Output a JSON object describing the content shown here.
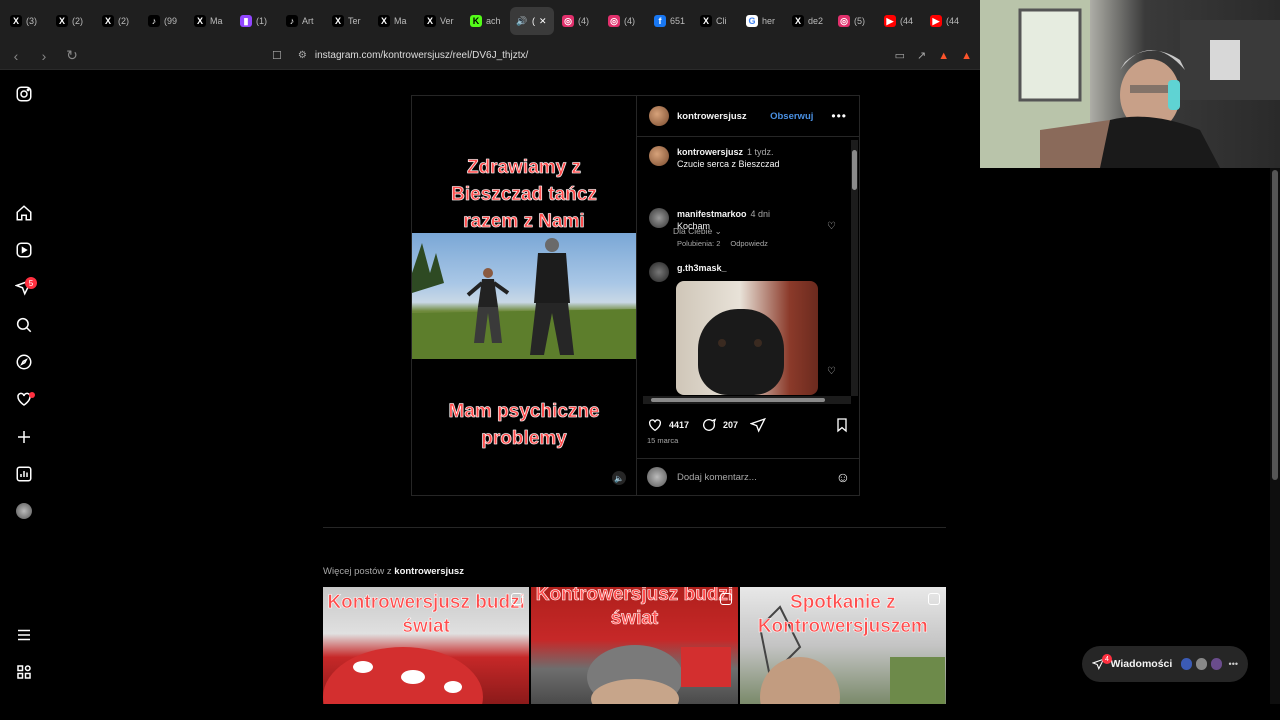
{
  "browser": {
    "tabs": [
      {
        "label": "(3)",
        "icon": "x-icon",
        "color": "#000000"
      },
      {
        "label": "(2)",
        "icon": "x-icon",
        "color": "#000000"
      },
      {
        "label": "(2)",
        "icon": "x-icon",
        "color": "#000000"
      },
      {
        "label": "(99",
        "icon": "tiktok-icon",
        "color": "#000000"
      },
      {
        "label": "Ma",
        "icon": "x-icon",
        "color": "#000000"
      },
      {
        "label": "(1)",
        "icon": "twitch-icon",
        "color": "#9146ff"
      },
      {
        "label": "Art",
        "icon": "tiktok-icon",
        "color": "#000000"
      },
      {
        "label": "Ter",
        "icon": "x-icon",
        "color": "#000000"
      },
      {
        "label": "Ma",
        "icon": "x-icon",
        "color": "#000000"
      },
      {
        "label": "Ver",
        "icon": "x-icon",
        "color": "#000000"
      },
      {
        "label": "ach",
        "icon": "kick-icon",
        "color": "#53fc18"
      },
      {
        "label": "(",
        "icon": "sound-icon",
        "color": "#3a3a3a",
        "active": true
      },
      {
        "label": "(4)",
        "icon": "instagram-icon",
        "color": "#e1306c"
      },
      {
        "label": "(4)",
        "icon": "instagram-icon",
        "color": "#e1306c"
      },
      {
        "label": "651",
        "icon": "facebook-icon",
        "color": "#1877f2"
      },
      {
        "label": "Cli",
        "icon": "x-icon",
        "color": "#000000"
      },
      {
        "label": "her",
        "icon": "google-icon",
        "color": "#ffffff"
      },
      {
        "label": "de2",
        "icon": "x-icon",
        "color": "#000000"
      },
      {
        "label": "(5)",
        "icon": "instagram-icon",
        "color": "#e1306c"
      },
      {
        "label": "(44",
        "icon": "youtube-icon",
        "color": "#ff0000"
      },
      {
        "label": "(44",
        "icon": "youtube-icon",
        "color": "#ff0000"
      }
    ],
    "url": "instagram.com/kontrowersjusz/reel/DV6J_thjztx/"
  },
  "post": {
    "video": {
      "top_text": "Zdrawiamy z Bieszczad tańcz razem z Nami",
      "bottom_text": "Mam psychiczne problemy"
    },
    "header": {
      "username": "kontrowersjusz",
      "follow_label": "Obserwuj"
    },
    "caption": {
      "username": "kontrowersjusz",
      "time": "1 tydz.",
      "text": "Czucie serca z Bieszczad"
    },
    "dla_ciebie": "Dla Ciebie",
    "comments": [
      {
        "username": "manifestmarkoo",
        "time": "4 dni",
        "text": "Kocham",
        "likes": "Polubienia: 2",
        "reply": "Odpowiedz"
      },
      {
        "username": "g.th3mask_",
        "time": "",
        "text": "",
        "likes": "",
        "reply": ""
      }
    ],
    "likes_count": "4417",
    "comments_count": "207",
    "date": "15 marca",
    "add_comment_placeholder": "Dodaj komentarz..."
  },
  "more_posts": {
    "prefix": "Więcej postów z",
    "username": "kontrowersjusz",
    "items": [
      {
        "title": "Kontrowersjusz budzi świat"
      },
      {
        "title": "Kontrowersjusz budzi świat"
      },
      {
        "title": "Spotkanie z Kontrowersjuszem"
      }
    ]
  },
  "nav": {
    "notifications_badge": "5"
  },
  "messages": {
    "label": "Wiadomości",
    "badge": "4"
  },
  "colors": {
    "accent_blue": "#4a90e2",
    "badge_red": "#ff3040",
    "overlay_text_red": "#ff4d4d"
  }
}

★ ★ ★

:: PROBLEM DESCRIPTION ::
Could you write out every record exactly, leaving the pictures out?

:: OUTPUT OF THE EXERCISE ::
Output a JSON object describing the content shown here.
{
  "browser": {
    "tabs": [
      {
        "label": "(3)",
        "icon": "x-icon",
        "color": "#000000"
      },
      {
        "label": "(2)",
        "icon": "x-icon",
        "color": "#000000"
      },
      {
        "label": "(2)",
        "icon": "x-icon",
        "color": "#000000"
      },
      {
        "label": "(99",
        "icon": "tiktok-icon",
        "color": "#000000"
      },
      {
        "label": "Ma",
        "icon": "x-icon",
        "color": "#000000"
      },
      {
        "label": "(1)",
        "icon": "twitch-icon",
        "color": "#9146ff"
      },
      {
        "label": "Art",
        "icon": "tiktok-icon",
        "color": "#000000"
      },
      {
        "label": "Ter",
        "icon": "x-icon",
        "color": "#000000"
      },
      {
        "label": "Ma",
        "icon": "x-icon",
        "color": "#000000"
      },
      {
        "label": "Ver",
        "icon": "x-icon",
        "color": "#000000"
      },
      {
        "label": "ach",
        "icon": "kick-icon",
        "color": "#53fc18"
      },
      {
        "label": "(",
        "icon": "sound-icon",
        "color": "#3a3a3a",
        "active": true
      },
      {
        "label": "(4)",
        "icon": "instagram-icon",
        "color": "#e1306c"
      },
      {
        "label": "(4)",
        "icon": "instagram-icon",
        "color": "#e1306c"
      },
      {
        "label": "651",
        "icon": "facebook-icon",
        "color": "#1877f2"
      },
      {
        "label": "Cli",
        "icon": "x-icon",
        "color": "#000000"
      },
      {
        "label": "her",
        "icon": "google-icon",
        "color": "#ffffff"
      },
      {
        "label": "de2",
        "icon": "x-icon",
        "color": "#000000"
      },
      {
        "label": "(5)",
        "icon": "instagram-icon",
        "color": "#e1306c"
      },
      {
        "label": "(44",
        "icon": "youtube-icon",
        "color": "#ff0000"
      },
      {
        "label": "(44",
        "icon": "youtube-icon",
        "color": "#ff0000"
      }
    ],
    "url": "instagram.com/kontrowersjusz/reel/DV6J_thjztx/"
  },
  "post": {
    "video": {
      "top_text": "Zdrawiamy z Bieszczad tańcz razem z Nami",
      "bottom_text": "Mam psychiczne problemy"
    },
    "header": {
      "username": "kontrowersjusz",
      "follow_label": "Obserwuj"
    },
    "caption": {
      "username": "kontrowersjusz",
      "time": "1 tydz.",
      "text": "Czucie serca z Bieszczad"
    },
    "dla_ciebie": "Dla Ciebie",
    "comments": [
      {
        "username": "manifestmarkoo",
        "time": "4 dni",
        "text": "Kocham",
        "likes": "Polubienia: 2",
        "reply": "Odpowiedz"
      },
      {
        "username": "g.th3mask_",
        "time": "",
        "text": "",
        "likes": "",
        "reply": ""
      }
    ],
    "likes_count": "4417",
    "comments_count": "207",
    "date": "15 marca",
    "add_comment_placeholder": "Dodaj komentarz..."
  },
  "more_posts": {
    "prefix": "Więcej postów z",
    "username": "kontrowersjusz",
    "items": [
      {
        "title": "Kontrowersjusz budzi świat"
      },
      {
        "title": "Kontrowersjusz budzi świat"
      },
      {
        "title": "Spotkanie z Kontrowersjuszem"
      }
    ]
  },
  "nav": {
    "notifications_badge": "5"
  },
  "messages": {
    "label": "Wiadomości",
    "badge": "4"
  },
  "colors": {
    "accent_blue": "#4a90e2",
    "badge_red": "#ff3040",
    "overlay_text_red": "#ff4d4d"
  }
}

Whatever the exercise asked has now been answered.